Margarita + Tamia


By Joan Hanawi | July 1, 2015
Margarita* resides in a small town in the Amazon where she is the oldest of eight siblings.  She regularly wakes up at dawn to get started on the morning’s list of chores, which includes preparing breakfast for the seven children and adults that reside in the house. After successfully sweeping her room, cooking, doing the dishes, tidying up the kitchen, and getting her daughter dressed for school, Margarita hurries to then prepare for her job as a teacher at a preschool across town.

When she was younger, societal constructs kept her from achieving her dreams of becoming a biochemist. Her father told her that her place as a woman was not in higher education, but in the home taking care of her siblings and their children. With tears in her eyes, Margarita accepted this reality while at the same time promising to give her daughter the future that had eluded her. In order to do this, she decided to begin with a name.

"Tamia is Kichwa for ‘rain,’ and rain is powerful," Margarita said. "Without rain, the rivers would dry up. Without rain, the plants would die. Without rain, the earth would be unbalanced. Without rain, we could not survive."

And Tamia was the name Margarita chose for her daughter, in hopes of bestowing the same power that falls from the skies onto the young girl’s life.

Tamia is now 10 years old. She exhibits the same strength portrayed by her mother, waking up early to finish schoolwork and going out of her way to care for her younger cousins. Similarly, Margarita continues to give everything of herself to others, but if you look a little closer, you’ll notice that her steps have slowed and her voice is weaker.

Last October, Margarita was diagnosed with ovarian cancer. In order to receive treatment, Margarita has to travel to a town about four hours away by bus.

“It’s really hard to make this trip every month for the doctor’s appointments and chemotherapy. I just feel so tired and we barely have enough money to pay for the medicine, let alone the trips themselves and places to stay,” Margarita said.

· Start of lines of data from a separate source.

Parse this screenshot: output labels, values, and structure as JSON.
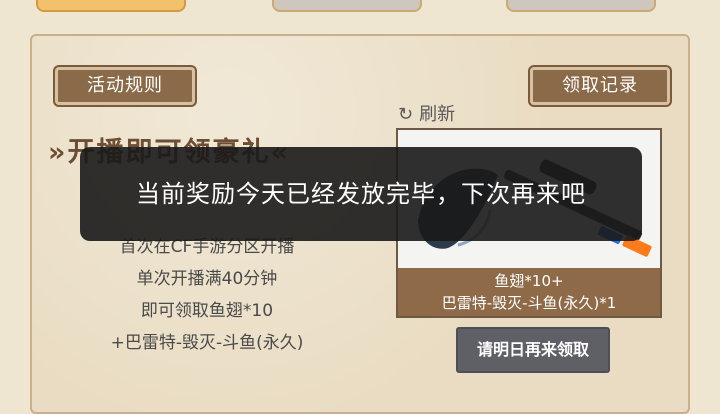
{
  "header": {
    "tabs": [
      {
        "active": true
      },
      {
        "active": false
      },
      {
        "active": false
      }
    ]
  },
  "panel": {
    "rules_label": "活动规则",
    "record_label": "领取记录",
    "title": "»开播即可领豪礼«",
    "lines": [
      "首次在CF手游分区开播",
      "单次开播满40分钟",
      "即可领取鱼翅*10",
      "+巴雷特-毁灭-斗鱼(永久)"
    ],
    "refresh_label": "刷新",
    "prize": {
      "line1": "鱼翅*10+",
      "line2": "巴雷特-毁灭-斗鱼(永久)*1"
    },
    "claim_label": "请明日再来领取"
  },
  "toast": {
    "message": "当前奖励今天已经发放完毕，下次再来吧"
  },
  "colors": {
    "accent": "#d98a14",
    "panel_bg": "#e9dcc2",
    "button_brown": "#8b6a4a",
    "disabled_button": "#5f5f66"
  }
}
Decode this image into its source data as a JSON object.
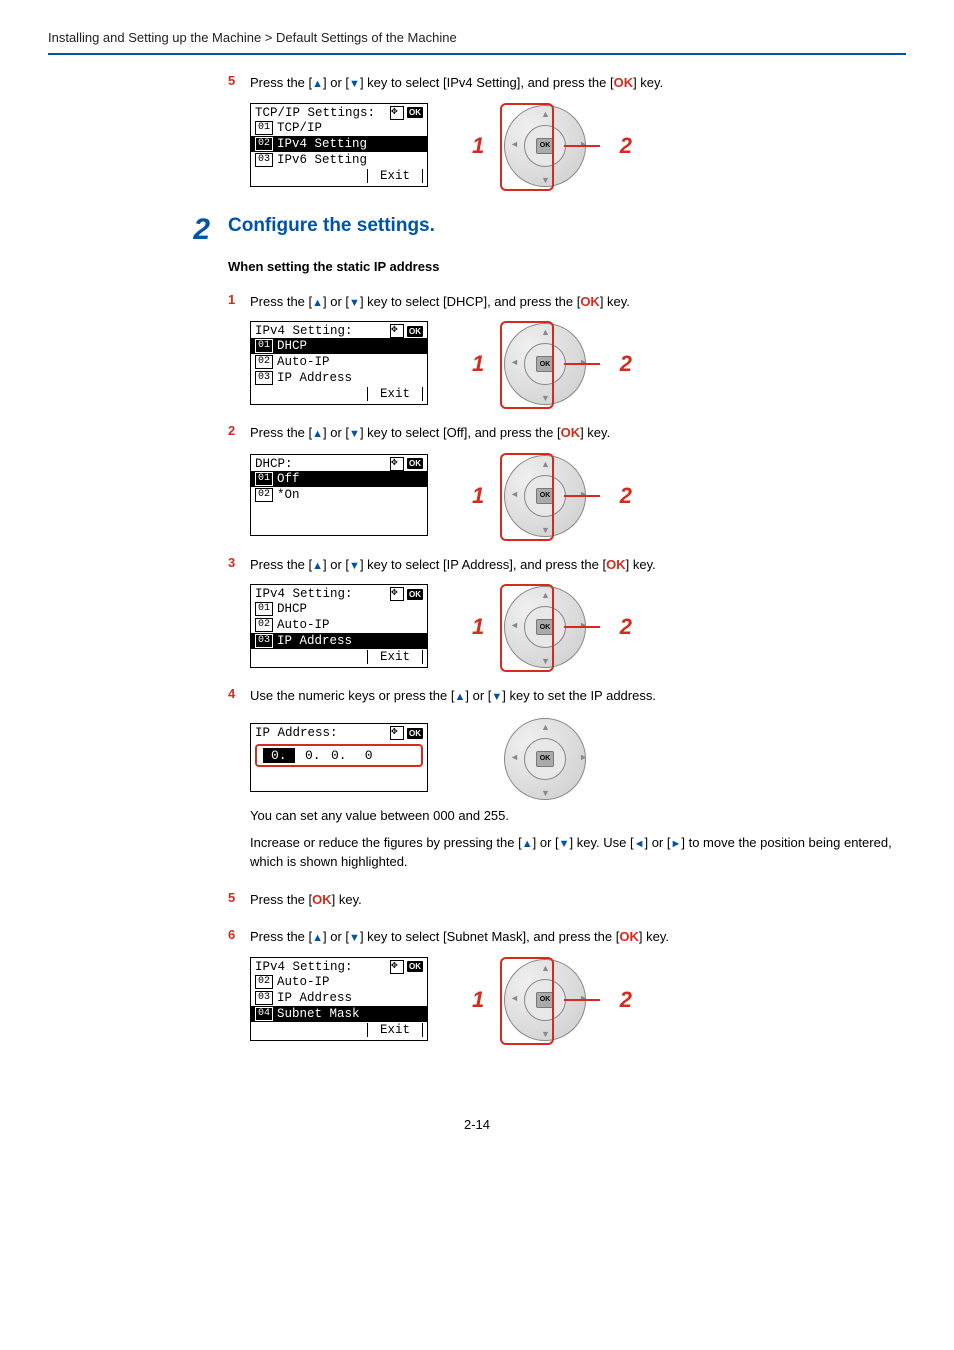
{
  "header": {
    "breadcrumb": "Installing and Setting up the Machine > Default Settings of the Machine"
  },
  "step5_top": {
    "num": "5",
    "text_parts": [
      "Press the [",
      "▲",
      "] or [",
      "▼",
      "] key to select [IPv4 Setting], and press the [",
      "OK",
      "] key."
    ],
    "lcd_title": "TCP/IP Settings:",
    "rows": [
      {
        "n": "01",
        "t": "TCP/IP"
      },
      {
        "n": "02",
        "t": "IPv4 Setting",
        "hl": true
      },
      {
        "n": "03",
        "t": "IPv6 Setting"
      }
    ],
    "exit": "Exit",
    "callouts": [
      "1",
      "2"
    ]
  },
  "big2": {
    "num": "2",
    "title": "Configure the settings.",
    "subtitle": "When setting the static IP address"
  },
  "sub1": {
    "num": "1",
    "text_parts": [
      "Press the [",
      "▲",
      "] or [",
      "▼",
      "] key to select [DHCP], and press the [",
      "OK",
      "] key."
    ],
    "lcd_title": "IPv4 Setting:",
    "rows": [
      {
        "n": "01",
        "t": "DHCP",
        "hl": true
      },
      {
        "n": "02",
        "t": "Auto-IP"
      },
      {
        "n": "03",
        "t": "IP Address"
      }
    ],
    "exit": "Exit",
    "callouts": [
      "1",
      "2"
    ]
  },
  "sub2": {
    "num": "2",
    "text_parts": [
      "Press the [",
      "▲",
      "] or [",
      "▼",
      "] key to select [Off], and press the [",
      "OK",
      "] key."
    ],
    "lcd_title": "DHCP:",
    "rows": [
      {
        "n": "01",
        "t": "Off",
        "hl": true
      },
      {
        "n": "02",
        "t": "*On"
      }
    ],
    "callouts": [
      "1",
      "2"
    ]
  },
  "sub3": {
    "num": "3",
    "text_parts": [
      "Press the [",
      "▲",
      "] or [",
      "▼",
      "] key to select [IP Address], and press the [",
      "OK",
      "] key."
    ],
    "lcd_title": "IPv4 Setting:",
    "rows": [
      {
        "n": "01",
        "t": "DHCP"
      },
      {
        "n": "02",
        "t": "Auto-IP"
      },
      {
        "n": "03",
        "t": "IP Address",
        "hl": true
      }
    ],
    "exit": "Exit",
    "callouts": [
      "1",
      "2"
    ]
  },
  "sub4": {
    "num": "4",
    "text_parts": [
      "Use the numeric keys or press the [",
      "▲",
      "] or [",
      "▼",
      "] key to set the IP address."
    ],
    "lcd_title": "IP Address:",
    "ip_segments": [
      "0.",
      "0.",
      "0.",
      "0"
    ],
    "note": "You can set any value between 000 and 255.",
    "note2_parts": [
      "Increase or reduce the figures by pressing the [",
      "▲",
      "] or [",
      "▼",
      "] key. Use [",
      "◄",
      "] or [",
      "►",
      "] to move the position being entered, which is shown highlighted."
    ]
  },
  "sub5": {
    "num": "5",
    "text_parts": [
      "Press the [",
      "OK",
      "] key."
    ]
  },
  "sub6": {
    "num": "6",
    "text_parts": [
      "Press the [",
      "▲",
      "] or [",
      "▼",
      "] key to select [Subnet Mask], and press the [",
      "OK",
      "] key."
    ],
    "lcd_title": "IPv4 Setting:",
    "rows": [
      {
        "n": "02",
        "t": "Auto-IP"
      },
      {
        "n": "03",
        "t": "IP Address"
      },
      {
        "n": "04",
        "t": "Subnet Mask",
        "hl": true
      }
    ],
    "exit": "Exit",
    "callouts": [
      "1",
      "2"
    ]
  },
  "page": "2-14"
}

But Margarita hasn’t lost faith. She shared a memory from her last trip for chemotherapy, in which she didn’t have enough money for food. During this time, she started searching for empty plastic bottles on the side of the street. If she found enough, she would be able to sell them for a few cents in order to buy a small snack for her dinner.

Coincidentally, a woman passing by stopped her and asked what she was doing, and after Margarita briefly explained her situation, the woman gave her ten dollars.

"With that money, I was able to eat that night," Margarita said. "God is good, no?"

*A pseudonym was used in order to protect the identity of the storyteller